My lifelong journey with Attention Deficit Hyperactivity Disorder (ADHD)

Veronica Meiss, Managing Editor

I’ve always been a picky eater.

Growing up, if anything unknown appeared on my plate, it meant the world was ending. One distinct memory of this is when my parents served us Hamburger Helper for dinner. I stared at my bowl for about 10 minutes before my mom forced me to take a bite. I eventually did take a bite. Well, bite is a loose term. I licked a piece of artificial cheese coated macaroni and threw a fit. I was forced to sit at that dinner table until I had at least two bites of the mush.

Due to my stubbornness, I was there until 9 p.m., which was way past my bedtime at the time.

Things like this still happen today. I absolutely refuse to eat anything that I haven’t had before, unless I know I like everything on the ingredients list. I am one of those people who orders chicken tenders at every restaurant I had never been to before.
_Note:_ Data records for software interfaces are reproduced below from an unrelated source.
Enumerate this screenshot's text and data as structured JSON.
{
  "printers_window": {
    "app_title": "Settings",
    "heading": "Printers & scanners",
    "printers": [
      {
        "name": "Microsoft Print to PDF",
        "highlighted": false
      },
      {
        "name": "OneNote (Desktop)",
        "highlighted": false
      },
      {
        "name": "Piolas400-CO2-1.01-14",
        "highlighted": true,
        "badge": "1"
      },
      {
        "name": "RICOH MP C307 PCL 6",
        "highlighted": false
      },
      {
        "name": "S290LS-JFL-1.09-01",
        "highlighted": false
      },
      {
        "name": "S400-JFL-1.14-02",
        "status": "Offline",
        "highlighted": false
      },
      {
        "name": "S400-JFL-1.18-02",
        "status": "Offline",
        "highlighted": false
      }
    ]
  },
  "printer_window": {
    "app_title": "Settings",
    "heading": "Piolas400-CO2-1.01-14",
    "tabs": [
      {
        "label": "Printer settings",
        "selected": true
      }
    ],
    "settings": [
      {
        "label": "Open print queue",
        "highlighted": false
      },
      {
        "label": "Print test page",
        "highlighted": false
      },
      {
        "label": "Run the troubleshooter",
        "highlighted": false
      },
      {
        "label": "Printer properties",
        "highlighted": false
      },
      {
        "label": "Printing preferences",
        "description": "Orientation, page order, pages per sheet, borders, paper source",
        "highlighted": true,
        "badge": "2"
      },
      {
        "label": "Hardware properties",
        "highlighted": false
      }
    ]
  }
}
A few years later, my fifth grade teacher called my parents into a conference to discuss my behavior in class. She told my parents that due to my bad performance in her class, I should get tested for Attention Deficit Hyperactivity Disorder (ADHD). My parents were taken aback, not only by her rudeness, but by the notion that I could be neurodivergent. My parents both dismissed it, not even considering her request. 

Along with all of this, I seemed to have a knack for never knowing how to stop talking. I never really understood when people weren’t interested in something I said. 

It wasn’t until my sophomore year of high school when I realized things like this weren’t normal. I saw a video on TikTok that talked about common ADHD symptoms in women. Picky eating was among those. All of the sudden, the dots in my head began to connect and formed what was the ADHD picture.

I saw different symptoms, such as not understanding social cues, that I didn’t really realize I did until seeing these posts. I always knew I dealt with that but never knew why. From that moment on, I knew I had to know what was going on. 

I talked to both of my parents about going to get tested. I was met with the classic response of “everyone has a little bit of ADHD in them, it doesn’t mean you have it.” Even my dad, who got diagnosed with ADHD in his 30s, wasn’t on board with it at first. 

I was sent to a therapist who specialized in neuroscience to see if I could sort out what was truly going on. Within two meetings with her, she told me with confidence that I most definitely have ADHD. 

I began researching everything I could about neurodivergent disorders to fully piece together what was going on in my head. I came to several possible conclusions other than ADHD, including Obsessive Compulsive Disorder (OCD) and autism. 

After over a year of begging my parents to take me to a professional to get diagnosed, we finally scheduled an appointment a week before my junior year began. My dad came with me to the appointment, where I did a series of virtual tests, followed by a few paper tests. When the appointment was finally over, the professional officially diagnosed me with ADHD. 

After getting diagnosed, I dedicated myself to being open about my disability with other women who were struggling to get diagnosed. I strongly believe that it took me so long to get diagnosed simply because ADHD symptoms in women aren’t as well known as symptoms for men. Where ADHD in men presents itself as physical symptoms, ADHD in women presents itself as emotional symptoms.

Learning more about my disability also led my parents to understand themselves better. My mom and little brother began to realize they may be neurodivergent as well.

My therapist suggested different types of medication and solutions to manage my symptoms. If there was a cure, I don’t think I would ever pursue it.  My ADHD makes me who I am, and I don’t think I would ever get rid of it.